“I was involved in the tree harvesting project for the construction of Notre-Dame, with long-standing relations with the French National Forestry Office and also the proximity of the mountain range that makes up the Bercé National Forest,” says Denis. “We participated in the harvesting of the first eight trees as well as loading the logs onto the trucks in a special convoy. Other oaks were harvested from other areas, with local loggers.”
The 300-year-old trees were, on average, 20 m (65 ft) in height, with an average volume of 15 cubic metres (approximately 15 tons). The harvesting process followed French custom. First, an arborist climbed the tree and manually removed all of the branches. Denis then used both of his skidders in tandem to lift each tree entirely off of the ground when transporting it to the loading area to prevent damage. This is very important as each tree was carefully selected for its particular shape. The timber was skidded to strategic points in the Bercé Forest to facilitate the loading, accomplished with two lifting cranes. The trees were loaded onto transport trucks specially adapted to the long lengths and delivered to a specialty sawmill that could accommodate the long lengths.

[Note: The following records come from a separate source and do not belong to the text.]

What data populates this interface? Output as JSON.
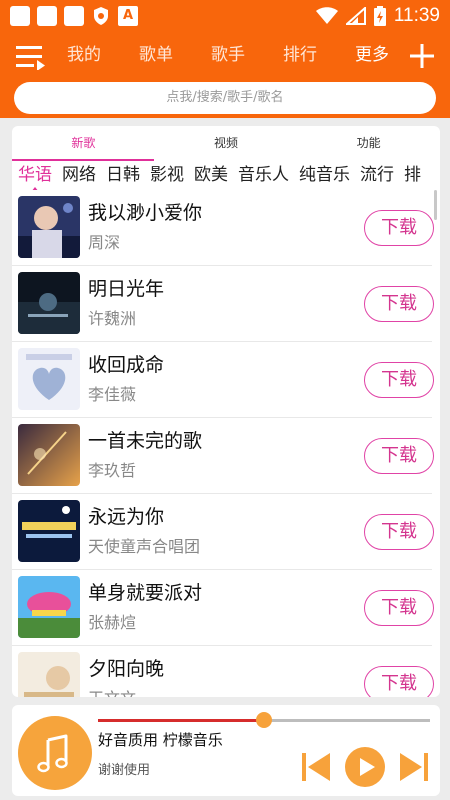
{
  "status_bar": {
    "time": "11:39",
    "left_icons": [
      "notification-icon",
      "notification-icon",
      "notification-icon",
      "shield-icon",
      "a-icon"
    ],
    "a_label": "A",
    "right_icons": [
      "wifi-icon",
      "signal-icon",
      "battery-charging-icon"
    ]
  },
  "header": {
    "nav": [
      "我的",
      "歌单",
      "歌手",
      "排行",
      "更多"
    ],
    "active_nav": 4,
    "search_placeholder": "点我/搜索/歌手/歌名"
  },
  "tabs": [
    "新歌",
    "视频",
    "功能"
  ],
  "active_tab": 0,
  "genres": [
    "华语",
    "网络",
    "日韩",
    "影视",
    "欧美",
    "音乐人",
    "纯音乐",
    "流行",
    "排"
  ],
  "active_genre": 0,
  "songs": [
    {
      "title": "我以渺小爱你",
      "artist": "周深",
      "button": "下载"
    },
    {
      "title": "明日光年",
      "artist": "许魏洲",
      "button": "下载"
    },
    {
      "title": "收回成命",
      "artist": "李佳薇",
      "button": "下载"
    },
    {
      "title": "一首未完的歌",
      "artist": "李玖哲",
      "button": "下载"
    },
    {
      "title": "永远为你",
      "artist": "天使童声合唱团",
      "button": "下载"
    },
    {
      "title": "单身就要派对",
      "artist": "张赫煊",
      "button": "下载"
    },
    {
      "title": "夕阳向晚",
      "artist": "王文文",
      "button": "下载"
    }
  ],
  "player": {
    "title": "好音质用 柠檬音乐",
    "subtitle": "谢谢使用",
    "progress": 0.5
  },
  "colors": {
    "accent": "#f8660c",
    "pink": "#e0309a",
    "player_orange": "#f6a43c",
    "progress_red": "#d62c2c"
  }
}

*Registered mark is owned by Tigercat Industries Inc., used under licence.
Harvesting for Wine
France’s beautiful hardwood forests contain many different oak species. White oak with its fine grain and aromatic properties is considered to be one of the best species for the production of wine barrels. Oak barrels are just porous enough to allow for some evaporation and oxygenation, but not so much as to spoil the wine as it ages.
Florent Salladin is an equipment salesperson for Clohse Group, the Belgium-based TCI dealer for France. He explains the typical process for harvesting oak trees for the wine barrel industry. “Someone climbs the trees to remove the branches.” This prevents the wood fibre from bursting and thus damaging the trunk when the tree is felled. “This is not so rare in France, especially in this area where you find really precious wood,” says Florent.
“Standing oaks can be sold for more than 1,000 euros per cubic metre. This is really expensive.” The logs are then sawn into strips or staves, using a special technique to maintain air permeability. After many months of air drying, the staves are heated, bent and assembled into barrels.